▸ **Task details**: Omit the images, then repeat the listing exactly.

** Given information follows **

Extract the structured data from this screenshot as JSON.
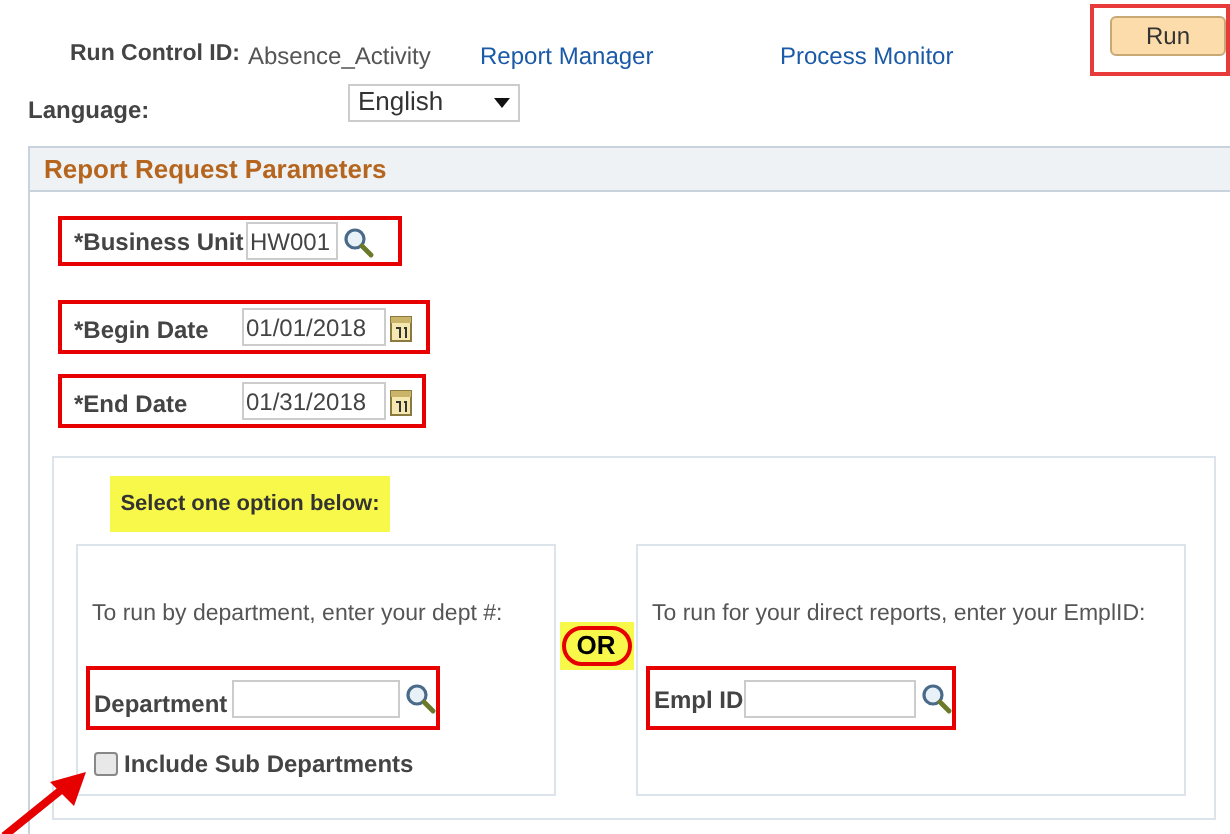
{
  "header": {
    "run_control_label": "Run Control ID:",
    "run_control_value": "Absence_Activity",
    "links": [
      "Report Manager",
      "Process Monitor"
    ],
    "run_button": "Run"
  },
  "language": {
    "label": "Language:",
    "value": "English"
  },
  "panel": {
    "title": "Report Request Parameters",
    "fields": [
      {
        "label": "*Business Unit",
        "value": "HW001",
        "kind": "lookup"
      },
      {
        "label": "*Begin Date",
        "value": "01/01/2018",
        "kind": "date"
      },
      {
        "label": "*End Date",
        "value": "01/31/2018",
        "kind": "date"
      }
    ],
    "options": {
      "heading": "Select one option below:",
      "separator": "OR",
      "left": {
        "instruction": "To run by department, enter your dept #:",
        "field_label": "Department",
        "checkbox": {
          "label": "Include Sub Departments",
          "checked": false
        }
      },
      "right": {
        "instruction": "To run for your direct reports, enter your EmplID:",
        "field_label": "Empl ID"
      }
    }
  }
}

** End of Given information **

▸ **Result for this task**:
Extract the structured data from this screenshot as JSON.
{
  "header": {
    "run_control_label": "Run Control ID:",
    "run_control_value": "Absence_Activity",
    "links": [
      "Report Manager",
      "Process Monitor"
    ],
    "run_button": "Run"
  },
  "language": {
    "label": "Language:",
    "value": "English"
  },
  "panel": {
    "title": "Report Request Parameters",
    "fields": [
      {
        "label": "*Business Unit",
        "value": "HW001",
        "kind": "lookup"
      },
      {
        "label": "*Begin Date",
        "value": "01/01/2018",
        "kind": "date"
      },
      {
        "label": "*End Date",
        "value": "01/31/2018",
        "kind": "date"
      }
    ],
    "options": {
      "heading": "Select one option below:",
      "separator": "OR",
      "left": {
        "instruction": "To run by department, enter your dept #:",
        "field_label": "Department",
        "checkbox": {
          "label": "Include Sub Departments",
          "checked": false
        }
      },
      "right": {
        "instruction": "To run for your direct reports, enter your EmplID:",
        "field_label": "Empl ID"
      }
    }
  }
}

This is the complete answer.